Background: Few studies have assessed intergenerational associations of obesity and cardiovascular disease risks from parents to their children among Hispanic Americans. Objectives: To assess intergenerational cardiovascular associations among Hispanic families. Methods: Using baseline data from an obesity-focused efficacy trial targeting Hispanic adolescents (n = 280) and their parents, we conducted a series of logistic regression analyses to investigate the effects of parental BMI and blood pressure on adolescents' BMI and blood pressure, respectively. Results: After adjusting for significant socio-demographic variables and adolescents' lifestyle behaviours, adolescents were more than twice as likely to be in the severely obese versus overweight range when their parents had obesity (vs. non-obese; OR = 2.55, 95% CI = 1.20, 5.39) and more than twice as likely to be in the severely obese versus obese weight range (OR = 2.44, 95% CI = 1.22, 4.87) when their parents had obesity.
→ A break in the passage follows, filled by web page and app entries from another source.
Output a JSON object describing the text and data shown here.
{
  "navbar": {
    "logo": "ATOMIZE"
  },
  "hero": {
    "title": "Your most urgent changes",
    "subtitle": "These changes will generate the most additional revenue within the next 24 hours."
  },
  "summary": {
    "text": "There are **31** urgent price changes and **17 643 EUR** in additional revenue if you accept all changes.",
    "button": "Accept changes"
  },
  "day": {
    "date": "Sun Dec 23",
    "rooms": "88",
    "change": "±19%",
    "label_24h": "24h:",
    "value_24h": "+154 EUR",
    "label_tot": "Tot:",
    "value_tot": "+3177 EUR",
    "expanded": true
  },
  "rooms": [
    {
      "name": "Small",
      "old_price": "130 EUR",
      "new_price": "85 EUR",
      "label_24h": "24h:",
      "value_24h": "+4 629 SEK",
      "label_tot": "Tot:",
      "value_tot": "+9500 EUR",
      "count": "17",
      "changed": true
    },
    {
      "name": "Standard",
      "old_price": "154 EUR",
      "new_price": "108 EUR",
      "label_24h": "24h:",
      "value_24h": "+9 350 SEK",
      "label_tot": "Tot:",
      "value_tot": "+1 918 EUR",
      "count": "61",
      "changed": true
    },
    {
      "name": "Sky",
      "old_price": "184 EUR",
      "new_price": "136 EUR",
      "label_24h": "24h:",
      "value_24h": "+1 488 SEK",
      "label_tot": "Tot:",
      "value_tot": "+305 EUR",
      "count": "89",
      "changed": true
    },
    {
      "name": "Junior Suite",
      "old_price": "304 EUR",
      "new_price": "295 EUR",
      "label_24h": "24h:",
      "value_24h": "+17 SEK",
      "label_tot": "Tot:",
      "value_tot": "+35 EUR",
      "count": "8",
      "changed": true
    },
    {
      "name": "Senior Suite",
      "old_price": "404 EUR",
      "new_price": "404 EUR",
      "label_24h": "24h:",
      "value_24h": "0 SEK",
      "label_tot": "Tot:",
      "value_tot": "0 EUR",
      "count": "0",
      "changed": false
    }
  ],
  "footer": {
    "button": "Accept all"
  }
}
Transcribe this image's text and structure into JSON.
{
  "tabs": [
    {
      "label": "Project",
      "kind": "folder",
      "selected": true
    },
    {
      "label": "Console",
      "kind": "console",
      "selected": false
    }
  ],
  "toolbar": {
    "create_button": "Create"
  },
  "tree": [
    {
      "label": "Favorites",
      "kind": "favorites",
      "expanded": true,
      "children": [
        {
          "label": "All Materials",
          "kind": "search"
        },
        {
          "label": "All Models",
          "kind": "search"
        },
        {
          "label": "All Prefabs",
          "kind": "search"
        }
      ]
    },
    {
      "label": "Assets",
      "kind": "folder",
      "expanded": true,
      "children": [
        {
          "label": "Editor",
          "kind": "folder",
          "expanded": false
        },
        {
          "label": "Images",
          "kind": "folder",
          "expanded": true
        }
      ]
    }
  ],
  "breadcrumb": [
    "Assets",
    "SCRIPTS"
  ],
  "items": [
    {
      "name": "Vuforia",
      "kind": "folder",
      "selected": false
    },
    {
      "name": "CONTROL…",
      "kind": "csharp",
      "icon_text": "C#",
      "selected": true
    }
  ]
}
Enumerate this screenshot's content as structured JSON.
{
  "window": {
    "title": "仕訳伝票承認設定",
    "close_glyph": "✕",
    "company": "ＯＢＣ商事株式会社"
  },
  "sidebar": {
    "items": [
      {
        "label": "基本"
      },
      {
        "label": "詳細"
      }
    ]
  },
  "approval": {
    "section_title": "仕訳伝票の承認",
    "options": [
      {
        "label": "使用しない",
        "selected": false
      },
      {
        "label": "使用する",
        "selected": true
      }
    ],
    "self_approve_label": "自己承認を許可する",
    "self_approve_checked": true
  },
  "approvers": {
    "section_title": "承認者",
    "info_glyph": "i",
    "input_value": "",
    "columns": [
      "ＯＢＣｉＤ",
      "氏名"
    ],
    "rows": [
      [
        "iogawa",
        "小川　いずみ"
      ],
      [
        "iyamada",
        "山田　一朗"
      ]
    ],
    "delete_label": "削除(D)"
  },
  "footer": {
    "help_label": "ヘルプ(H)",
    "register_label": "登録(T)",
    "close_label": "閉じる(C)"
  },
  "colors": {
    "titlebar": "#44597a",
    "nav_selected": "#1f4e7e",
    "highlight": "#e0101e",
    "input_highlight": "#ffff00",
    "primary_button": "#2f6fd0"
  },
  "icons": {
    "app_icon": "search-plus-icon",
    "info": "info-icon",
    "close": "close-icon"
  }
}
When compared to those with normal blood pressure, adolescents who had parents with elevated blood pressure/hypertension were more than twice as likely to have elevated blood pressure (OR = 2.05, 95% CI = 1.04, 4.00) or be classified as hypertensive stage 1/2 (OR = 2.81, 95% CI = 1.31, 6.01). Conclusions: Both severe obesity and elevated blood pressure are highly associated among Hispanic parent–child dyads. Findings underscore the potential benefits of intervening with the family system.
- cardiovascular disease
ASJC Scopus subject areas
- Pediatrics, Perinatology, and Child Health
- Health Policy
- Nutrition and Dietetics
- Public Health, Environmental and Occupational Health